Monday, March 16, 2015
The Gelato Children are reaching those ages where Babyhood has completely melted off of their faces and Toddlerhood was just an emotionally challenged, completely fucked up dream I had. Nobody really needs my “help” for anything anymore, although Daughter is still milking the whole ‘Can somebody wipe me pleeeeaassseee’ thing which is FANTASTIC. I have two children who are in school. Not preschool. Like school school. And at least once a week, I get a little weepy about this situation. And each time the tears well up in my eyes, I think DAMN IT! All those well meaning people with their freedom and personal time because their kids were in school school were RIGHT! This whole Child-Raising Experience goes by….well, Way.Too.Fast.
You hear it. You can’t escape it, actually. Friends and strangers alike warn you to enjoy every second as they simultaneously tell you that your baby is going to die with that blanket over the stroller. (Yes. That happened. Son was three weeks old. I was in line at Starbucks, a New Mom with swollen, sore boobs and no sleep and confused about everything and then some lady told me that my baby was going to die. I still hate her.) And let’s not pretend that every waking second that I had little, little kids I was thinking-THIS IS SO ENJOYABLE TO NURSE A SCREAMING BABY WHILE MAKING A TODDLER A GRILLED CHEESE! I MUST EMBRACE AND REJOICE IN THIS MOMENT!- but as the days passed at a snails pace and the months at a hare’s, and the years in the blink of an eye, there were countless moments where I would stop and take in the pure joy of my babies and wish to keep them forever so small. But still, each year of growth felt like a victory; each added finger to their age meant they were developing more independence and I didn’t have to shadow their every move at the park, or zip every zipper or wipe every butt. (Daughter, ahem, somewhat excluded as previously mentioned.) It happens gradually, all these little things, but they add up and one day you find yourself thinking: Did Son just brush his teeth by himself without even being reminded? Yes. Yes he did.
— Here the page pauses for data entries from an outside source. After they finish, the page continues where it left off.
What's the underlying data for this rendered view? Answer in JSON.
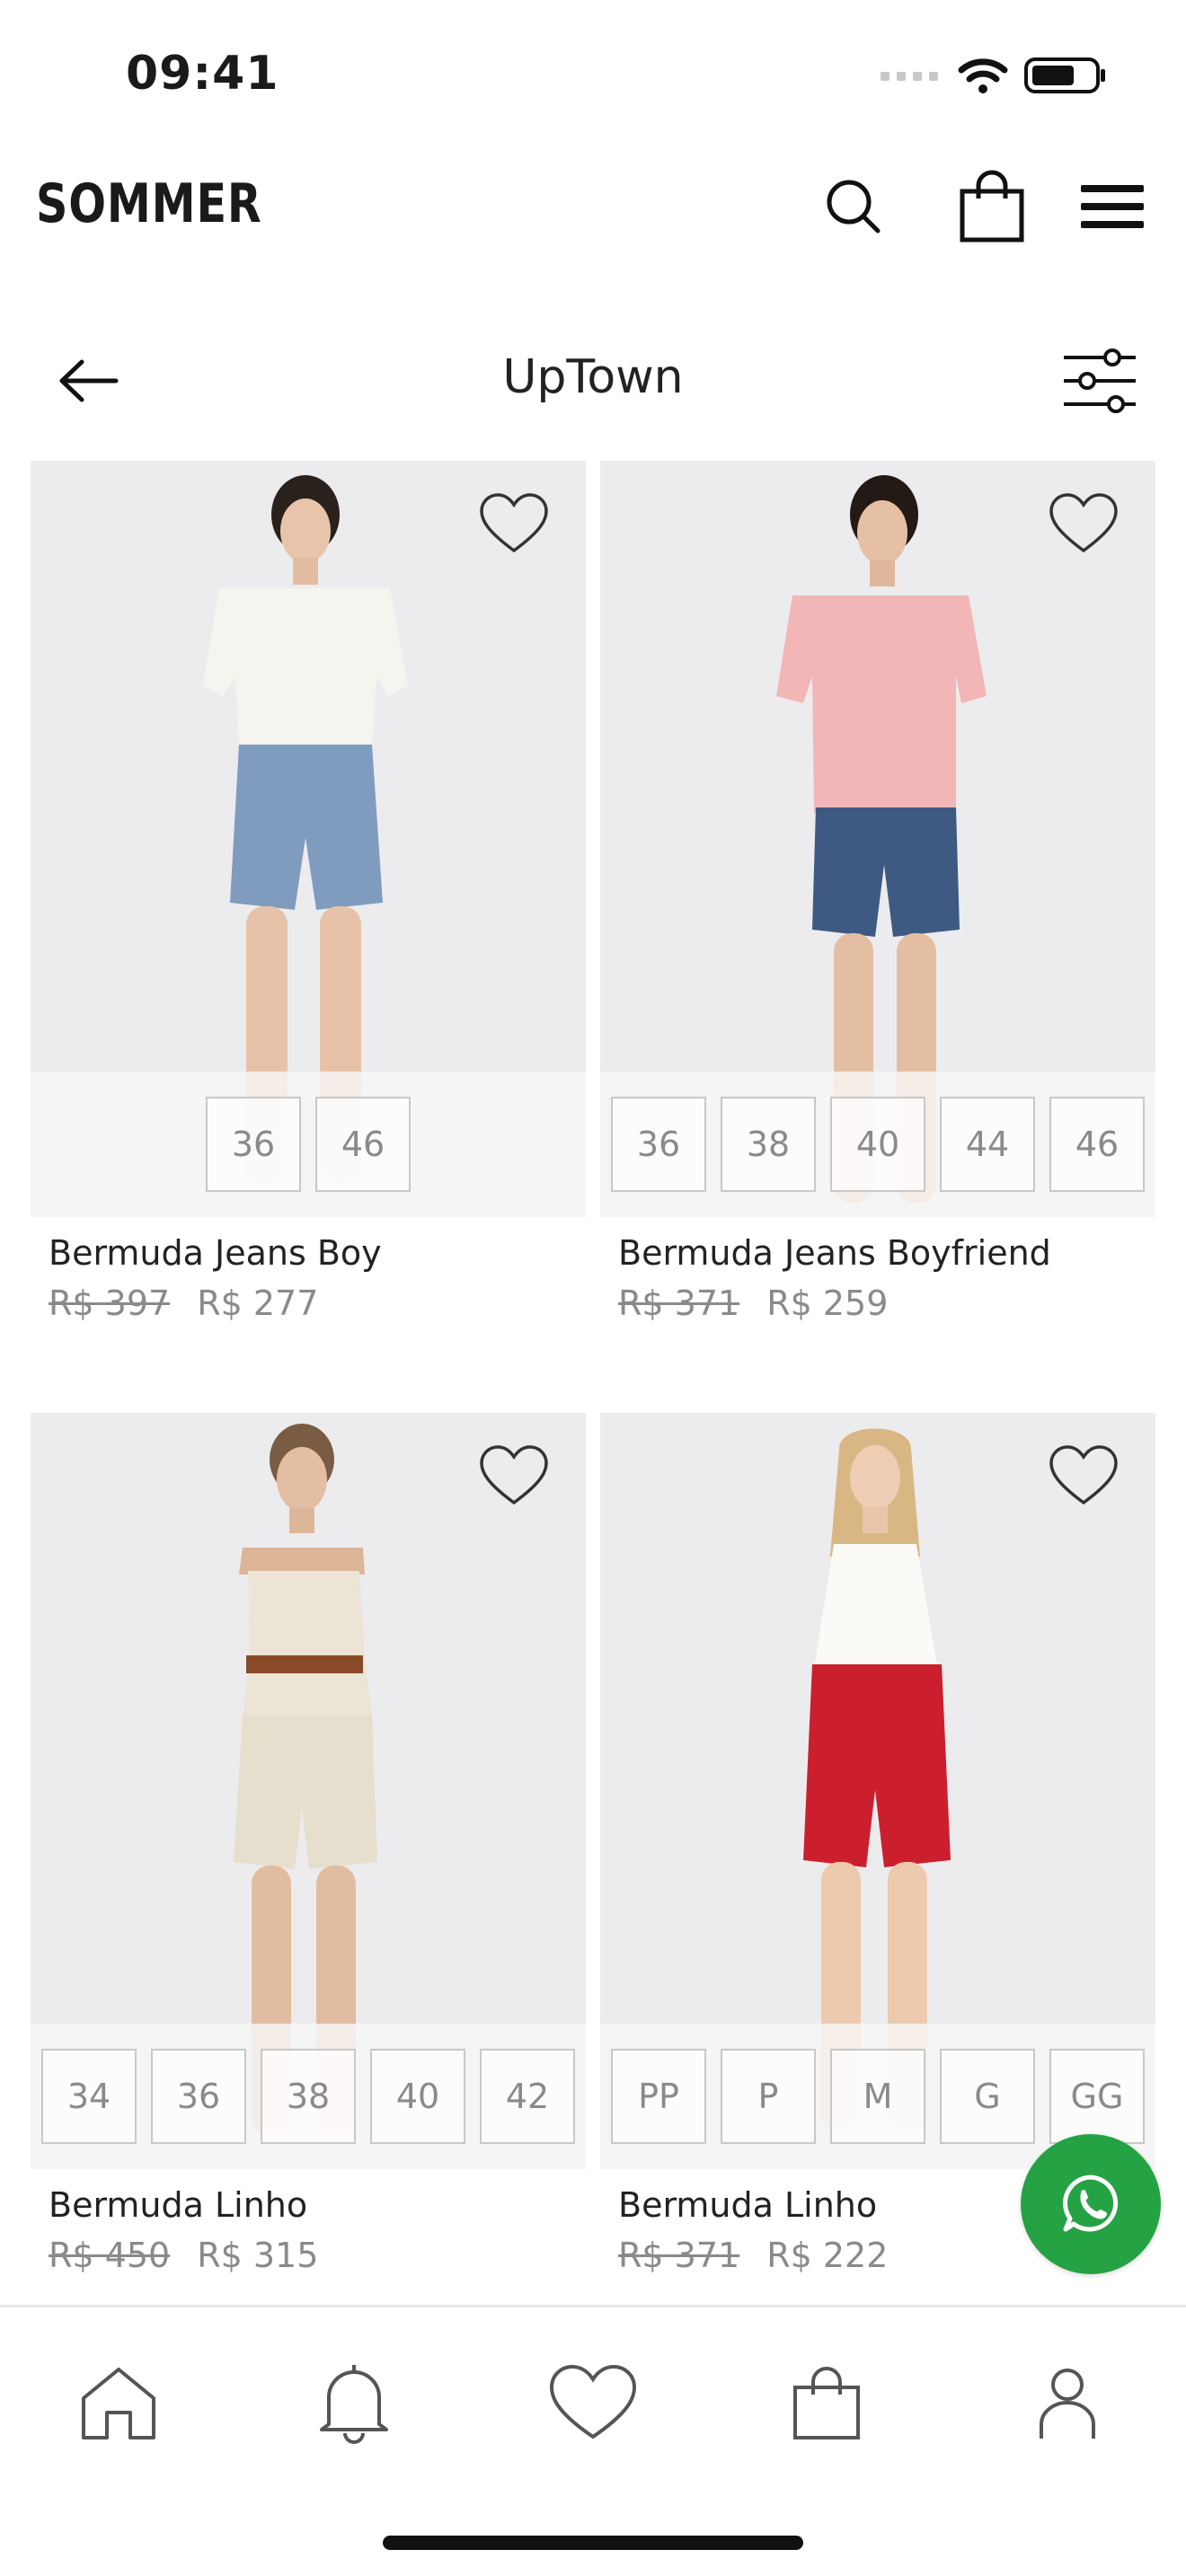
{
  "status_bar": {
    "time": "09:41"
  },
  "header": {
    "brand": "SOMMER"
  },
  "sub_header": {
    "title": "UpTown"
  },
  "products": [
    {
      "name": "Bermuda Jeans Boy",
      "old_price": "R$ 397",
      "price": "R$ 277",
      "sizes": [
        "36",
        "46"
      ],
      "colors": {
        "top": "#f6f4ef",
        "bottom": "#7f9cbf"
      }
    },
    {
      "name": "Bermuda Jeans Boyfriend",
      "old_price": "R$ 371",
      "price": "R$ 259",
      "sizes": [
        "36",
        "38",
        "40",
        "44",
        "46"
      ],
      "colors": {
        "top": "#f2b6b6",
        "bottom": "#3e5a82"
      }
    },
    {
      "name": "Bermuda Linho",
      "old_price": "R$ 450",
      "price": "R$ 315",
      "sizes": [
        "34",
        "36",
        "38",
        "40",
        "42"
      ],
      "colors": {
        "top": "#ece4d4",
        "bottom": "#e7dfcd"
      }
    },
    {
      "name": "Bermuda Linho",
      "old_price": "R$ 371",
      "price": "R$ 222",
      "sizes": [
        "PP",
        "P",
        "M",
        "G",
        "GG"
      ],
      "colors": {
        "top": "#fbfaf6",
        "bottom": "#cc1f2e"
      }
    }
  ],
  "theme": {
    "whatsapp_green": "#25a243",
    "text": "#1a1a1a",
    "muted": "#8a8a8a",
    "image_bg": "#ececee"
  },
  "icons": {
    "header": [
      "search-icon",
      "shopping-bag-icon",
      "menu-icon"
    ],
    "sub_header": [
      "back-arrow-icon",
      "filter-sliders-icon"
    ],
    "card": "heart-outline-icon",
    "floating": "whatsapp-icon",
    "bottom_nav": [
      "home-icon",
      "bell-icon",
      "heart-icon",
      "bag-icon",
      "user-icon"
    ]
  }
}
How did this happen? How did my firstborn become this boy? How did my baby grow so fast into this girl? Where did my babies go? I miss those babies. I can’t help but tear up each time I see a mom with her toddler and baby at the bookstore or the park or just out and about. I was that lady. I remember her well. That lady is thinking…how can we kill a little time this afternoon? Let’s go to the bookstore. I can get a coffee and you can look at books and that will kill at least an hour of the day. Or-let’s go to Target. I only need lip gloss and toilet paper, but we’ll go ahead and get a coffee and a milk and kill an hour in the toy aisle. How about we go to the fountain downtown? I’ll get a coffee and you can get completely soaked somehow in the trickle of water that runs down and maybe we’ll get lucky and bump into a friend and kill an hour.
All those hours. Day after day after….year. All that time of just…being. Some days it was hard not to resent those hours as you watched your spouse leave for work. The morning hours before nap time laid out before you like some long stretch of desert in the hot sun. The few hours after nap time when the tick tock of the clock somehow moved even slower, everyone getting cranky and hungry and very thirsty for wine. That long hour of the day where it seemed bath would never end, why do they always pick the longest books and okay okay okay, I’ll sing another song and then finally, after all the negotiating, the promises, the kisses, the hugs, all the night lights on and the door slightly cracked….now…now….it’s time to do the laundry. And then it’s the very end of the day and you stop and wonder what it is you actually….did….all day. Nothing. Everything. Survived to live another day to have another day of the Same.Exact.Thing.
Every day wasn’t and definitely still isn’t rainbows and unicorns. It’s hard to be home all the time with your kids. While you are being told you have “the most difficult job in the world,” it’s hard not to feel unaccomplished; it’s hard not to feel envious of friends and family going off into the world each day….like…being smart and productive and stuff. And the further away you get from that world, the more impossible it seems to re-enter.
But I would never, ever take any of the hours back. Because, really, it chokes me up to realize that at 8 years old, I am almost halfway done with my son. And these past eight years, as agonizing as the days could seem, they have gone Way.Too.Fast and all I want is for these hours to slow down. Slow way down. Stretch out before me like a long country road, nothing but sky in front of us.
I’ll work on being productive another day. For now…I’m going to go play two touch in the alley with my Children. After all-this day is almost over. Another one, God willing, waiting for me tomorrow to do the Same.Exact.Thing all over again.